One of Nashville’s most important historic areas has simply reopened as a restaurant – and makes an essential effort to acknowledge its previous.
Woolworth on fifth, a three-story restaurant and lounge in downtown Nashville, is housed within the former F.W. Woolworth, a five-and-dime retailer that served downtown Nashville for a lot of the 20th century. In the 1960s, F.W. Woolworth performed an essential function within the Civil Rights Movement as one of many first websites of Nashville’s history-changing lunch counter sit-ins.
“The history of Nashville is rich and diverse and should be preserved, yet every day we hear about another building being torn down to make room for something new,” says Tom Morales, proprietor and CEO of TomKats Hospitality, the group that runs the restaurant. “The Woolworth constructing wanted to be saved, and we’re honored to be a part of the subsequent chapter of its historical past.“

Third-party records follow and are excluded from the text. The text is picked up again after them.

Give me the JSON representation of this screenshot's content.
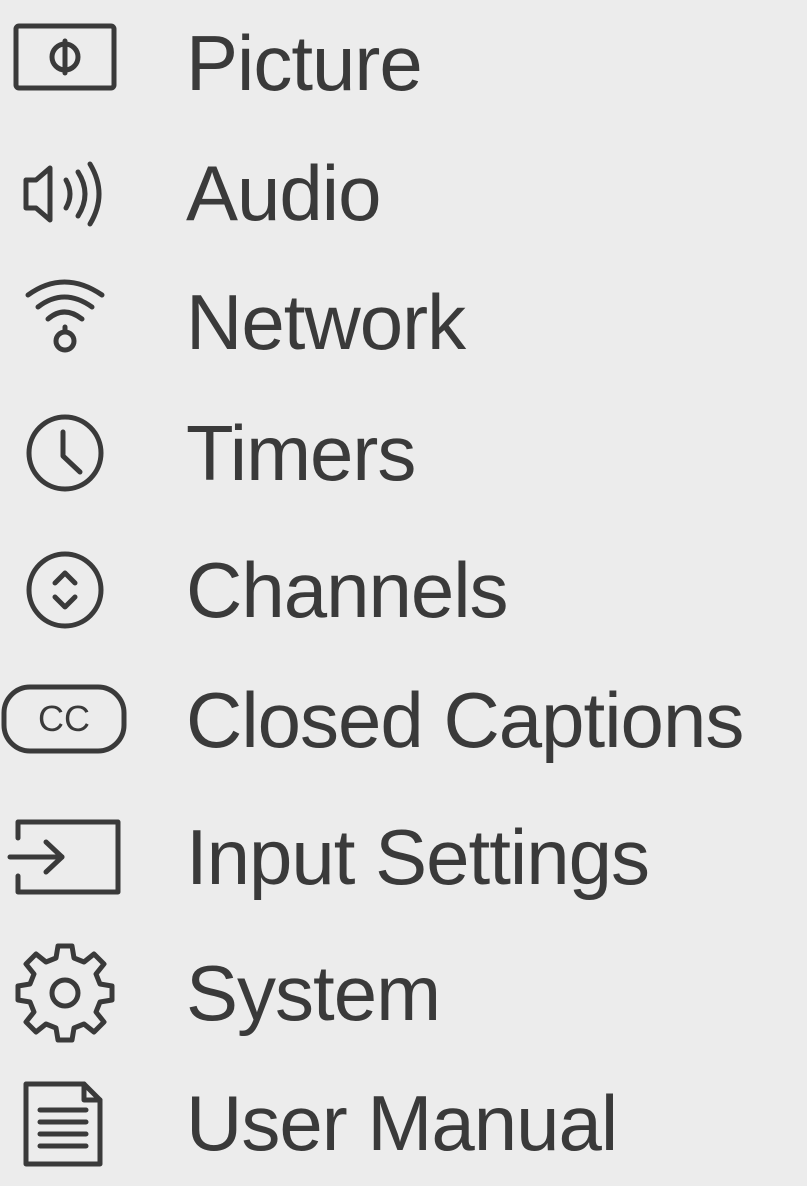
{
  "menu": {
    "items": [
      {
        "label": "Picture",
        "icon": "picture-icon"
      },
      {
        "label": "Audio",
        "icon": "speaker-icon"
      },
      {
        "label": "Network",
        "icon": "wifi-icon"
      },
      {
        "label": "Timers",
        "icon": "clock-icon"
      },
      {
        "label": "Channels",
        "icon": "channels-icon"
      },
      {
        "label": "Closed Captions",
        "icon": "cc-icon"
      },
      {
        "label": "Input Settings",
        "icon": "input-icon"
      },
      {
        "label": "System",
        "icon": "gear-icon"
      },
      {
        "label": "User Manual",
        "icon": "document-icon"
      }
    ]
  },
  "colors": {
    "background": "#ececec",
    "text": "#3a3a3a"
  }
}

In the brand new Woolworth on fifth, which serves breakfast, lunch and dinner day by day, you’ll be able to nonetheless see most of the constructing’s Art Deco particulars, together with the railings and unique terrazzo flooring. The lunch counter that was the positioning of so many protests within the spring of 1960 was on the mezzanine stage, and you’ll nonetheless see the spots the place the stools as soon as stood. The floor ground homes the principle restaurant, with a protracted counter alongside one aspect that remembers the unique. Musical moments from Motown historical past play on a big display on the finish of the room. In the New Era Ballroom on the basement stage, stay music and dancing will happen nightly starting 1 March.
“Woolworth on 5th brings a unique vibe to the downtown scene – a welcome table of home grown flavors, old school sounds, and classic dance moves – and we are excited to share it with the city we love,” says Morales.

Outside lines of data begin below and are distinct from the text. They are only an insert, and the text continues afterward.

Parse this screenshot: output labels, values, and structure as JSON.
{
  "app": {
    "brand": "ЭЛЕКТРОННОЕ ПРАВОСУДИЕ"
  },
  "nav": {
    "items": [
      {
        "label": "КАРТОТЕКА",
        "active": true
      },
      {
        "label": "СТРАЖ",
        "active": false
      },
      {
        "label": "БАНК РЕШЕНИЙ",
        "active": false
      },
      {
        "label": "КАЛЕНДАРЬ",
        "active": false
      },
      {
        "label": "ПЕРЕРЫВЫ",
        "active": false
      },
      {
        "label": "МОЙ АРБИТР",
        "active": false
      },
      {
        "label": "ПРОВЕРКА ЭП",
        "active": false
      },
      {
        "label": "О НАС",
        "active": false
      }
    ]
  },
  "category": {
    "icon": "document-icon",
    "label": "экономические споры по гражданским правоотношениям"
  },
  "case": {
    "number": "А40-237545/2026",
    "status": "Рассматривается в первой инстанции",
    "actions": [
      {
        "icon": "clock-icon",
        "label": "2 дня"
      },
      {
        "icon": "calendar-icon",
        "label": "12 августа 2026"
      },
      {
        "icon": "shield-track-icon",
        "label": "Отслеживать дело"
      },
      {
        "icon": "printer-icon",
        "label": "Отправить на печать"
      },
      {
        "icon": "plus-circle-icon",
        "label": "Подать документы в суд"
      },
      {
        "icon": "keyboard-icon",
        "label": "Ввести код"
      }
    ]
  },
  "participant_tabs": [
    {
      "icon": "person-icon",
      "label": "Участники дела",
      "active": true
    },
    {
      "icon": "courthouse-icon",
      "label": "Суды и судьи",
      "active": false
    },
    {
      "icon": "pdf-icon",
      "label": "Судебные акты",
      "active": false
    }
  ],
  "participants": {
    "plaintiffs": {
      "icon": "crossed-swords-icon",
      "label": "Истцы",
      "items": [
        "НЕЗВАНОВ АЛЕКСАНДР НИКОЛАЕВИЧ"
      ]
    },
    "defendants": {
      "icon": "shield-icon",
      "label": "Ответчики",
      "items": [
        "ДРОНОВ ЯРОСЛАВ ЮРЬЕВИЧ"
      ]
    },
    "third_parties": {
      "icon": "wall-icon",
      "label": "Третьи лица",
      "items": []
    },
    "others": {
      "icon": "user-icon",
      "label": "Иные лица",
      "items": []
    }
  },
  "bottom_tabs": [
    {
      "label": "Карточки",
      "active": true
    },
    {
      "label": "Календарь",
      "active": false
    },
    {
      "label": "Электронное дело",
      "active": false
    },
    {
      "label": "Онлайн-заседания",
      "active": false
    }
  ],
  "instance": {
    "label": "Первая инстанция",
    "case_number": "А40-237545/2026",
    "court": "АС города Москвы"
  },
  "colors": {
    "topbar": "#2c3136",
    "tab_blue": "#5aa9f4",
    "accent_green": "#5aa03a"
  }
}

What is a sit-in?
Sit-ins had been an essential a part of the Civil Rights Movement of the 1960s. In the segregated Southern USA, African Americans had been allowed to buy in metropolis department shops – however they weren’t allowed to dine on the lunch counters in those self same shops. Civil rights leaders organized nonviolent protests at these lunch counters as a visual technique to illustrate the injustices of Jim Crow. On 13 February, 1960, the primary mass sit-in passed off in Nashville. More than 100 African American college students entered three Nashville department shops, together with F.W. Woolworth, and requested to be served. When they had been denied service, they sat on the bottom inside the shop in protest for hours. These acts of civil disobedience had been repeated all through the spring of 1960 in Nashville and different cities across the Southeast. Thanks to the work of those protesters, in May of 1960 Nashville grew to become the primary metropolis to desegregate its lunch counters.